Initially, DDRII will debut at a premium of 50-60% above DDR-400, in the first half of 2004. It is expected that roughly 8-15% of DRAM shipments will be DDRII in 2004, primarily due to the price premium and production costs. Hynix has estimated that DDRII costs roughly 20% more to produce, with most of this increase coming from three areas: die size, packaging tests and assembly. There is roughly a 5% die size penalty due to the features of DDRII, while packaging and assembly will increase by 26% and 100% respectively .
Figure 5 – Expected Price Premium over DDR-400 (Hynix)

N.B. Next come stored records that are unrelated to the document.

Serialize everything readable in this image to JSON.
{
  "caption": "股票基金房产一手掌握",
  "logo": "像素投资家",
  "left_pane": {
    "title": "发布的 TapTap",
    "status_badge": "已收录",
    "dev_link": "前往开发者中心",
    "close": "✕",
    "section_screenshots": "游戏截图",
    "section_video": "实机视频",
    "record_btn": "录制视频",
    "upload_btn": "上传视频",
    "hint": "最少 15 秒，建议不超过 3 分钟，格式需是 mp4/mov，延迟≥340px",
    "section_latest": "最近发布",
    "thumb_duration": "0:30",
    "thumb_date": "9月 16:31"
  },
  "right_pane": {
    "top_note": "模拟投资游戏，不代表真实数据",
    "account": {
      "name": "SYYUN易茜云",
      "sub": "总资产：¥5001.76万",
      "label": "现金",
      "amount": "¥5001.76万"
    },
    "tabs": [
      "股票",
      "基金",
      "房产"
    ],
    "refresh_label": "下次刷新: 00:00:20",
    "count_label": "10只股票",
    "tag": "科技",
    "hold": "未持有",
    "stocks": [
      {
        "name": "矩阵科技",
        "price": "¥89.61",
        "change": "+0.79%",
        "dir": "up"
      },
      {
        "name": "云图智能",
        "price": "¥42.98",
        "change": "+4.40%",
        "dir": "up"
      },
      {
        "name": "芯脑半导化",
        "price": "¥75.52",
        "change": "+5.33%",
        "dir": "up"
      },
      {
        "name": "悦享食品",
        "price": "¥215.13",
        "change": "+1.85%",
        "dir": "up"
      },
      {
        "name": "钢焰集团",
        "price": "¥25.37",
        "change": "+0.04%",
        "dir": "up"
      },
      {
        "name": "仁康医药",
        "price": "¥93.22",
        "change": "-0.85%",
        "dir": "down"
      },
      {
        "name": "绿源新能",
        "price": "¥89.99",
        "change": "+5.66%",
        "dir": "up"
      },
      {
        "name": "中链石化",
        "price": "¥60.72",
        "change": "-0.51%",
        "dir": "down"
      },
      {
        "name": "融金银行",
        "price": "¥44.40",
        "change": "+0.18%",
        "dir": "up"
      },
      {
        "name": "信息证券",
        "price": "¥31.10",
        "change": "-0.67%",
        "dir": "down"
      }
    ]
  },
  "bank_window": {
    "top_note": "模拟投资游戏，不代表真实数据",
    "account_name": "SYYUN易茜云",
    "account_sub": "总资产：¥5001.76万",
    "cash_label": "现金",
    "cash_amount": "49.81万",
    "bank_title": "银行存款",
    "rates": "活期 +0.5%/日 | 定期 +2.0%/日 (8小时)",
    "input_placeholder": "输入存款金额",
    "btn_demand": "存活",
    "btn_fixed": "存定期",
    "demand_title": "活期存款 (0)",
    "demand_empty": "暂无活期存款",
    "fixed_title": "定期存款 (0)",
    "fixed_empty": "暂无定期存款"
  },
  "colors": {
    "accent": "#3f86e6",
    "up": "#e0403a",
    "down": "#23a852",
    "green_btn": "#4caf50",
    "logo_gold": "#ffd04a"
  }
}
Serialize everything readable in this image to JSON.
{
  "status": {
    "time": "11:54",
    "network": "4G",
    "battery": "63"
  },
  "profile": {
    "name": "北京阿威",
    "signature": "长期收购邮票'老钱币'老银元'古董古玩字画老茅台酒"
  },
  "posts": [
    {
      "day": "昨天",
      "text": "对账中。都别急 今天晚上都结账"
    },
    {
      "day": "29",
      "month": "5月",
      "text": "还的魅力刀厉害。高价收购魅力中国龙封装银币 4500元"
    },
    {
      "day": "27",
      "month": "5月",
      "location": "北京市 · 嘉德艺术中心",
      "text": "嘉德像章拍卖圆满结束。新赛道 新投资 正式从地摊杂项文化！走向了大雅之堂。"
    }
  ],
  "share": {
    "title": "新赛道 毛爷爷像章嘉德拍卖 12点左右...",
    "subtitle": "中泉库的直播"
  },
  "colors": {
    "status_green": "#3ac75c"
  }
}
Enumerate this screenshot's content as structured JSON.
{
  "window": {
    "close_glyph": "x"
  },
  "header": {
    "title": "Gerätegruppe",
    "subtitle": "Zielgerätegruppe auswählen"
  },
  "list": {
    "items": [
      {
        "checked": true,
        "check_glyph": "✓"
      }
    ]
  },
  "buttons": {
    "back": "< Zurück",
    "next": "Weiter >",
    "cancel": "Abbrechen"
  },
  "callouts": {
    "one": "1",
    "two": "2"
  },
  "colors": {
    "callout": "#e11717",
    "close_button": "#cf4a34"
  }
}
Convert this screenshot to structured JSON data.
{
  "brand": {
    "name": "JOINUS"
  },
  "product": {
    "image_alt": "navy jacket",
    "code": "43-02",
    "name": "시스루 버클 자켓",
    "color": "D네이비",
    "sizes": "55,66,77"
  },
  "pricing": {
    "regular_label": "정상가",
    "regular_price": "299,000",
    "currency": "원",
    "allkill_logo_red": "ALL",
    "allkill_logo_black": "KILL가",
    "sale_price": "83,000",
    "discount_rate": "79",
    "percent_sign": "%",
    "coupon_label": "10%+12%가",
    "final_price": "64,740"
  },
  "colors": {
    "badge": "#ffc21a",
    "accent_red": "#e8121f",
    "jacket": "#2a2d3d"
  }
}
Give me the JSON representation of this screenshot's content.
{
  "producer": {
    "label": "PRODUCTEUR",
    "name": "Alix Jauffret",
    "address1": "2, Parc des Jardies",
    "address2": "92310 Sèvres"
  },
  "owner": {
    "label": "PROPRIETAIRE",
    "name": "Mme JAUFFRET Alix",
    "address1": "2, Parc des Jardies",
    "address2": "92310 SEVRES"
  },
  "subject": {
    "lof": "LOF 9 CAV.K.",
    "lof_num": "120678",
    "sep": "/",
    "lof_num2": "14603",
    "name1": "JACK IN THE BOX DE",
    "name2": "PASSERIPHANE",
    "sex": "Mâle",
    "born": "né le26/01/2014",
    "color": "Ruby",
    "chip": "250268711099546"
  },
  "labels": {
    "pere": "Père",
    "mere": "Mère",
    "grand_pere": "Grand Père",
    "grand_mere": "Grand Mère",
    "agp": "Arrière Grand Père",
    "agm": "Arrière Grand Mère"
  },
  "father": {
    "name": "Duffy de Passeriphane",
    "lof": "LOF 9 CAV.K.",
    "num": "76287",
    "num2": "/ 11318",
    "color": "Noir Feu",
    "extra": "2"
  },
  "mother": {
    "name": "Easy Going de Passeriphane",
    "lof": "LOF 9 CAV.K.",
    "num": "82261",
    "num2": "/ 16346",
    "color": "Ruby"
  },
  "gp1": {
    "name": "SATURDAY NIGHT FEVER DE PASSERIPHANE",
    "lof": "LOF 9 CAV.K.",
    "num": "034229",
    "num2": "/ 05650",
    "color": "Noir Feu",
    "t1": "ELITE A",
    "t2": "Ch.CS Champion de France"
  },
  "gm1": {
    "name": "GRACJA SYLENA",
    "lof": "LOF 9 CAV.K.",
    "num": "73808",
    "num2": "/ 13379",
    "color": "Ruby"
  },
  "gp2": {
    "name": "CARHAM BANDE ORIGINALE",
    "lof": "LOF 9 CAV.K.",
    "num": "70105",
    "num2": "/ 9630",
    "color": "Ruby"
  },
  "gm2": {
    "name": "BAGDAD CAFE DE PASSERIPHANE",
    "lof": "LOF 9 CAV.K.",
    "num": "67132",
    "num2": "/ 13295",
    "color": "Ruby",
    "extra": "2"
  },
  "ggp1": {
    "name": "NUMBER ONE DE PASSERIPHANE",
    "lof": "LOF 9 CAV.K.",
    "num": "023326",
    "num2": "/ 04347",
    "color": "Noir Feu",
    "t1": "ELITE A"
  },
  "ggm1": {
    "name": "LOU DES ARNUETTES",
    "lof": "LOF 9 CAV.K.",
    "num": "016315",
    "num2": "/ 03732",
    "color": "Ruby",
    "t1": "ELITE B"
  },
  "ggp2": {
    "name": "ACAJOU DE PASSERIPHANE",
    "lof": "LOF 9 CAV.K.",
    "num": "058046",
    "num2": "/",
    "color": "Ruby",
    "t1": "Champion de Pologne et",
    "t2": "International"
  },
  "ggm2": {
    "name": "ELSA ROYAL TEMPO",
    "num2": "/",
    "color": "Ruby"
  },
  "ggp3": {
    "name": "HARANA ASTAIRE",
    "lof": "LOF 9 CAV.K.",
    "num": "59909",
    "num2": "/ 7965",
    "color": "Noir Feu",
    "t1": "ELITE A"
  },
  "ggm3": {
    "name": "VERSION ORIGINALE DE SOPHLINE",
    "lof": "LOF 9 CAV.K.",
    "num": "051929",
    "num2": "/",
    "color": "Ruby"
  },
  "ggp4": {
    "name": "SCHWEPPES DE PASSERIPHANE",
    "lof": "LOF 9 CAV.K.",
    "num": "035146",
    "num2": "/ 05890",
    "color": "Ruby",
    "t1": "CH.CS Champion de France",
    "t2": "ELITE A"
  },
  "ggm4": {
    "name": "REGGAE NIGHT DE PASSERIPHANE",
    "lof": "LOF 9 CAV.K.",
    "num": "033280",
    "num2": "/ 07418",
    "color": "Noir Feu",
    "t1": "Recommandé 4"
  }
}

In early 2005, the price premium over DDR-400 will drop to between 10 and 20% which will open the mobile and desktop markets to DDRII. It is expected that about 45-55% of all DRAM shipments will be DDRII, 40-50% will be DDR and 5% SDR. Micron expects 2005 DDRII shipments to exceed DDR (as measured in Mb), although it is unclear whether the rest of the industry will follow suit. Either way, DDRII will be the main memory technology in 2006, with about 75% market share. DDRIII will also debut in 2006 at 800MHz, but it is quite unclear whether DDRII-800 will exist. Infineon, Hynix and Samsung seem to expect DDRII-800 to ship to at least the mobile and desktop markets, with Micron, Elpida and Intel all taking a more conservative stance. Intel and Micron expect Fully Buffered DIMMs (FB-DIMMs) to be used in the server market for speeds above 667MHz, with Elpida planning on DDRIII to achieve 800MHz . Either way, the future of DDRII will end at 800MHz in the most optimistic case and likely with a lack of registered DIMMs reminiscent of DDR-400.
Be the first to discuss this article!